Given these statistics, it is not surprising that some people respond in fear by creating a false dichotomy of inreach opposed to outreach, as though there is a finite amount of energy available to address Jewish vitality and passion, as though we could either attend to born Jews or ignore them to attend to a broader population, as though making a vigorous case for Judaism to interested non-Jews would not grab the attention of indifferent Jews.
The time to repudiate this self-fulfilling fear is now. We must stand resolutely, clearly, for a richer Jewish engagement with anyone open to the joy, wisdom, and vigor of Jewish spirituality, observance, and learning. Judaism’s affirmation of oneness is an insistence that the Holy One of Israel showers love on all creation, on every person, and that every person is a source of holiness we dare not neglect.
For 10 years, I was a congregational rabbi at a medium-sized suburban synagogue. Each year, I insisted on teaching an 18-week introduction to Judaism. At the end of the course, I would convene a beit din (Jewish court) to assist all those interested in converting. Over that decade, we helped more than 200 people become Jewish. (At least eight went on to become rabbis!) These people shared their newfound learning, spirit, and joy with the other members of the congregation and community, giving the lie to the supposed opposition between inreach and outreach. As a result, our congregation grew from 200 membership units to 600. Each year, these new Jews would persuade their born-Jewish friends to enroll in the course, and so the congregation grew more observant, more learned, more engaged with each passing year.

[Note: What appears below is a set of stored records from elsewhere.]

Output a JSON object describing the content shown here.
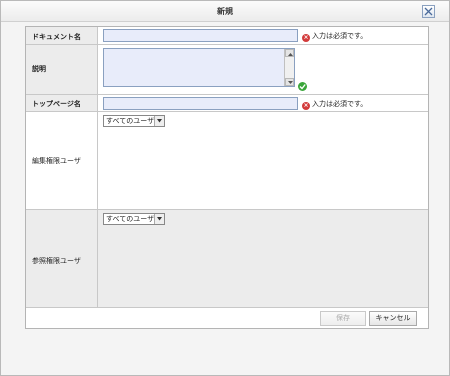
{
  "dialog": {
    "title": "新規"
  },
  "fields": {
    "document_name": {
      "label": "ドキュメント名",
      "value": "",
      "error": "入力は必須です。"
    },
    "description": {
      "label": "説明",
      "value": ""
    },
    "top_page_name": {
      "label": "トップページ名",
      "value": "",
      "error": "入力は必須です。"
    },
    "edit_permission": {
      "label": "編集権限ユーザ",
      "selected": "すべてのユーザ"
    },
    "view_permission": {
      "label": "参照権限ユーザ",
      "selected": "すべてのユーザ"
    }
  },
  "buttons": {
    "save": "保存",
    "cancel": "キャンセル"
  },
  "icons": {
    "close": "close-icon",
    "error": "error-icon",
    "valid": "check-icon",
    "dropdown": "chevron-down-icon"
  },
  "colors": {
    "error": "#d23b3b",
    "valid": "#3aa63a",
    "input_bg": "#e8ecfa"
  }
}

A few summers ago, I witnessed that same miracle in East Africa. Having had the privilege of ordaining Rabbi Gershom Sizomu, the first African rabbi of sub-Saharan Africa, I traveled to Uganda with a beit din of Conservative rabbis. We interviewed and converted about 250 people – from Uganda, Ghana, Kenya, Nigeria, and the Lemba tribe in South Africa. United by our love of Torah and desire to serve God, these questing Africans gave us the gift of renewed passion and gratitude for our beautiful heritage.
In an open society, there is no way to exclude interested people from a good thing, nor should we want to. Today, at the American Jewish University, it is my good fortune to supervise one of North America’s largest such programs, the Miller Introduction to Judaism. Each year, hundreds of people find meaning and identity in the warm embrace of Jewish faith. We are now embarking on a campaign to expand significantly and diversify our program to meet the changing needs of today’s seeking people. Using group study of classical texts, experiential learning at the Brandeis-Bardin campus, drama, literature, and cooking, we intend to share the rich treasures of Judaism with the broadest possible community. Some students will want to convert and we will welcome them. Some will not be ready for that step, and we will welcome them too.
Let those who are hungry for learning find sustenance with us. Let those who lack community find a home in Judaism. Let those who are wounded by a callous and indifferent world find healing in the balm of Jewish ethics and let those buffeted by the enervating distractions of contemporary materialism find depth and harbor in a robust relationship with God, Torah, and the Jewish people.
In reaching out to these thousands of people, at the same time we will remind ourselves of the greatest privilege we never earned – being the people of Torah, lovers of oneness, part of Am Yisrael.